Then one day a fella driving by my house stopped for directions. “Where is church,” he asked.
I smiled, threw out my arms and said, “you found it!” He gave me a very confused, somewhat frightened look and then quickly drove away.
He didn’t stick around long enough to share a laugh at my intentional misunderstanding. Nor to hear the rest of my joke, “where two or more are gathered…”
I don’t think he would have found that to be funny. Which makes sense, it was an inside joke. How could he know about my recent ruminations?
Ruminations about how it seems to me so many church have forgotten who they are and settled for beliefs and a building, things that are good, but can never love you, heal you or reveal your transformation.
I think when church forgets who they truly are, they become heartbroken, disillusioned and frail.
There kids who grow up never knowing they are church and that God is more than a nice guy in heaven who likes people to religiously gather on a Sunday morning.

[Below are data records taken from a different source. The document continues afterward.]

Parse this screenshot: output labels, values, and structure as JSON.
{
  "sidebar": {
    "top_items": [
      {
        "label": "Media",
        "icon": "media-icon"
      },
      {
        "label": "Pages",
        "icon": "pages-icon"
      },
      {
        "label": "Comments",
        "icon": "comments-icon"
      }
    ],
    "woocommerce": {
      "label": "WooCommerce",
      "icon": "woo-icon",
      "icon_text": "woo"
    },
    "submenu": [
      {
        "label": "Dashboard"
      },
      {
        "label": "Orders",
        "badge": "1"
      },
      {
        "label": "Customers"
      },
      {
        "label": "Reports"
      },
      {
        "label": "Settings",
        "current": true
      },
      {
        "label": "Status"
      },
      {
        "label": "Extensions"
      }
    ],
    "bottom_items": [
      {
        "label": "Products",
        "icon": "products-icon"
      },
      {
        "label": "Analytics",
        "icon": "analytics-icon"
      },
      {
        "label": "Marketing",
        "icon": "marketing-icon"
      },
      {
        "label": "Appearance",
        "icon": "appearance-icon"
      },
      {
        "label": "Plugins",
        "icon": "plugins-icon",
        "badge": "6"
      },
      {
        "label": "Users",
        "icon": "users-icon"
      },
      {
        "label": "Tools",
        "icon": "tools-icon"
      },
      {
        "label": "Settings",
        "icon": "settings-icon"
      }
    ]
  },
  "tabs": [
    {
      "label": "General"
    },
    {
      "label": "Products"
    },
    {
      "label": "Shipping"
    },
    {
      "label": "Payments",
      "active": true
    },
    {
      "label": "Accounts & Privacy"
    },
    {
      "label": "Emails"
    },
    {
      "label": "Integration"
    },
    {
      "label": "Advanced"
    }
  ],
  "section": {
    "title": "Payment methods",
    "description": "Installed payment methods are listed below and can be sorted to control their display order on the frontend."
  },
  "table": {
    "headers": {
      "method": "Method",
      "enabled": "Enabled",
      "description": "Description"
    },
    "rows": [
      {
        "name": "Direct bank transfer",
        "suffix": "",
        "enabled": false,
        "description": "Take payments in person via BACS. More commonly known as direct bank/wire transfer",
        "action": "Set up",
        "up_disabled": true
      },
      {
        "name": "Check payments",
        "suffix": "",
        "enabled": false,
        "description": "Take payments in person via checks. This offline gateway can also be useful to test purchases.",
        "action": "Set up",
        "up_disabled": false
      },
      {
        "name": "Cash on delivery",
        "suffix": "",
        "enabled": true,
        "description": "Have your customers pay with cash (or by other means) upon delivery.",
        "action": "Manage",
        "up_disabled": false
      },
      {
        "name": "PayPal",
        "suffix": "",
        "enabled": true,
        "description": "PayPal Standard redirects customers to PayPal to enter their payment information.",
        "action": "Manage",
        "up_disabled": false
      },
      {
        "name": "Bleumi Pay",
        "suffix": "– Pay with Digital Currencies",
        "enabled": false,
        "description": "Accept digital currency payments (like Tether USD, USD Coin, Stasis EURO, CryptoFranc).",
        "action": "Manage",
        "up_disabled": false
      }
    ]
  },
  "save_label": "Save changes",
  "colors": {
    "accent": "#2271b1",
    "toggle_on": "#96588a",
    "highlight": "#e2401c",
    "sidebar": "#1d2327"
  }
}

These kids eventually start dreading “church.” They start doing anything they can to get out of going to “church.” These kids start stealing their parent’s cars and driving like madmen, ignoring stop signs and even outrunning policeman – all in an effort to escape the doldrums of what “church” has come to mean – a name for a building.